You know what works better – much better – than modern antibiotics? “Medicine” for the eye made from onion, garlic, wine and cow’s stomach parts, the recipe of which dates back a thousand years ago. This Anglo-Saxon eye ointment has been shown to destroy 90 % of a strain of bacteria known as Staphylococcus aureus (commonly called MRSA) that is otherwise resistant to antibiotics. The recipe of the “eye salve” was originally found in an old English manuscript known as Bald’s Leechbook. The old English medical book was kept in the British Library.
The recipe of the potion in the 1,000-year-old Anglo Saxon manuscript. Photo credits: PA Wire.
Researchers from the University of Nottingham translated the recipe from ancient Anglo-Saxon with the aim of finding solutions to antibiotic resistance. They have been surprised, though, to witness the potent nature of the “ointment”, after they concocted it.
“We did not see this coming at all,” said the lead researcher, microbiologist Freya Harrison. “We thought that Bald’s eye salve might show a small amount of antibiotic activity. … But we were absolutely blown away by just how effective the combination of ingredients was.”
Microbiologist Dr Freya Harrison and Dr Steve Diggle with the eye salve. Photo credits: PA Wire.
The researchers made sure to stick to the recipe as much as was possible. For instance, they even obtained wine from a vineyard that existed in the 9th century. They tested the final preparation on MRSA cultures. Furthermore, they tested every individual ingredient on its own against the bacteria.
To their bewilderment, they observed that the eye salve killed 90 % of the MRSA bacteria – this only happened when the ingredients were combined into the potent concoction.
The researchers went a step further and tested the salve on biofilms of MRSA; the latter are known to be extremely resistant to the action of antibiotics. Again, the eye salve exceeded all expectations.
The eye salve has also been tested on in vivo mouse wounds. It was applied as a topical treatment. Needless to say, it successfully deleted most of the MRSA cells.
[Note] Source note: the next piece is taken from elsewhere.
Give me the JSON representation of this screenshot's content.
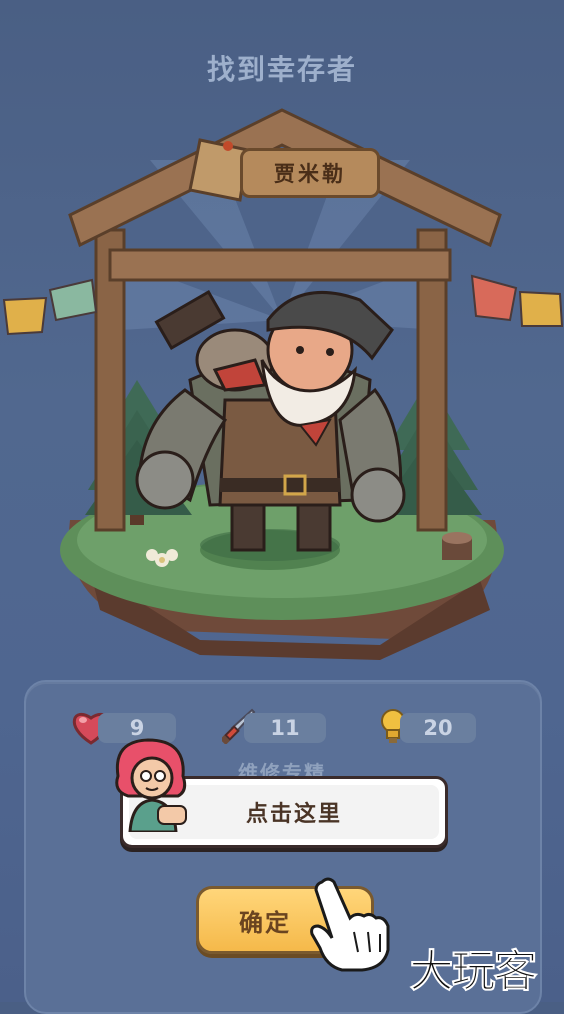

“I still can’t quite believe how well this 1,000-year-old antibiotic actually seems to be working,” said Harrison. “We tested it in difficult conditions too.”